ASSIGNMENT >>
Show every line of the data that includes the word "object".

Items from an interface collection:
● ● ● ● ● ● ●
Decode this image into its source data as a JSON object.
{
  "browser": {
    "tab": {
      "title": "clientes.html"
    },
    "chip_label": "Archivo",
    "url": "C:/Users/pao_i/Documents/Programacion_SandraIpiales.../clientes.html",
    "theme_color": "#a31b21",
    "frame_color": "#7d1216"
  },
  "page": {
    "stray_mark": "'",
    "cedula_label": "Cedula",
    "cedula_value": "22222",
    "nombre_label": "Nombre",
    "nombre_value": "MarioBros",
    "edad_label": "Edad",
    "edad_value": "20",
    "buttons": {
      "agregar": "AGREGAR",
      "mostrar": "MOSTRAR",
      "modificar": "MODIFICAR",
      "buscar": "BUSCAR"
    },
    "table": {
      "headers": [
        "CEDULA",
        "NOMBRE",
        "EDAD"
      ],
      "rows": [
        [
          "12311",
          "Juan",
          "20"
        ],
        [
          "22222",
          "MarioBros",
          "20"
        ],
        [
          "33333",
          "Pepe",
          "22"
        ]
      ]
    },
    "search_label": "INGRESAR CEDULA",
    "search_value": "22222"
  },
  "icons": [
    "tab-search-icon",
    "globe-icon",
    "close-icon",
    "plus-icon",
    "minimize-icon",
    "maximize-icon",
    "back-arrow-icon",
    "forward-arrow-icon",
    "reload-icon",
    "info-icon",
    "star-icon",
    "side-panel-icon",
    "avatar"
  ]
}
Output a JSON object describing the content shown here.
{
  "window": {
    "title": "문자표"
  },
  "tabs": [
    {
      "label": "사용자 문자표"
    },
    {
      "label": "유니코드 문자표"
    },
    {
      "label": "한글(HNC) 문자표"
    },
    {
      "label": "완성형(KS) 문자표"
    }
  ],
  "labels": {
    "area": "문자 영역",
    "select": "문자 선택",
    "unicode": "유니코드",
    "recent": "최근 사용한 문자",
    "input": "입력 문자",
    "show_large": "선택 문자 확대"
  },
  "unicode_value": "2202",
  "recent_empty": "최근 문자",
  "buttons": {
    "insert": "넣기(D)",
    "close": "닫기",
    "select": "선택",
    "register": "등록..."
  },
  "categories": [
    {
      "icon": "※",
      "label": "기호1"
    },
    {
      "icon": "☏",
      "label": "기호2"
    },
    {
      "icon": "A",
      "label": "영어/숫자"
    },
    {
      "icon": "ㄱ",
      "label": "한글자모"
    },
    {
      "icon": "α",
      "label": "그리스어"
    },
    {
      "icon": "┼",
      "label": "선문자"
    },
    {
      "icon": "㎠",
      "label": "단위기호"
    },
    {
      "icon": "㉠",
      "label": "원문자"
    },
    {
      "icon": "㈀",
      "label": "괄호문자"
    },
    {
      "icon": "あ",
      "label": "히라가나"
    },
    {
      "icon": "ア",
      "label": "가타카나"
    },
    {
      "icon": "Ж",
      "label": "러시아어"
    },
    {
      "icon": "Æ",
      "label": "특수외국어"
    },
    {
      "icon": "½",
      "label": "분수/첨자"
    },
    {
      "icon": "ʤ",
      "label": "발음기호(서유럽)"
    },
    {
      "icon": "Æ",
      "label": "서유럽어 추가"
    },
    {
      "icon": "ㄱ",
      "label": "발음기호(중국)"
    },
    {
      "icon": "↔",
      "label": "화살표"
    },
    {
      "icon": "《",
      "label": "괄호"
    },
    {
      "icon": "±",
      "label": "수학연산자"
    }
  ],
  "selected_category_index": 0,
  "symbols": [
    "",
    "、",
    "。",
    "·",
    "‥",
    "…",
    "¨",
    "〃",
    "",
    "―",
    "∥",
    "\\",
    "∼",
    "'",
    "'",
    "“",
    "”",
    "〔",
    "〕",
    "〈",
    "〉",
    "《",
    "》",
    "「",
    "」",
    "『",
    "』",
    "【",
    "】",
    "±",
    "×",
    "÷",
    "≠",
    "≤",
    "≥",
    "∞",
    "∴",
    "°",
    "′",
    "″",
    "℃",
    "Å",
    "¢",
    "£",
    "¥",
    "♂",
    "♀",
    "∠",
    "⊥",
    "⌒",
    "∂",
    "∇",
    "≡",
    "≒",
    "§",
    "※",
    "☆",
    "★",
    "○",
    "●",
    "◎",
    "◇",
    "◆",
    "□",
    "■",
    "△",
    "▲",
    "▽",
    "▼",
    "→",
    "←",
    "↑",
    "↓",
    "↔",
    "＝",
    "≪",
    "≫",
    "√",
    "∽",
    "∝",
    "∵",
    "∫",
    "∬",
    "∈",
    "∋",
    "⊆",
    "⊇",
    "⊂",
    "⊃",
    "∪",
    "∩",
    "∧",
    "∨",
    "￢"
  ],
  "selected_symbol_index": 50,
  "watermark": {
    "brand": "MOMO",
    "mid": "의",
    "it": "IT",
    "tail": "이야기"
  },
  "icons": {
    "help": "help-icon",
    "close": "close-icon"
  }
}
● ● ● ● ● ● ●
EXERCISE ANSWER >>
Decode this image into its source data as a JSON object.
Output a JSON object describing the content shown here.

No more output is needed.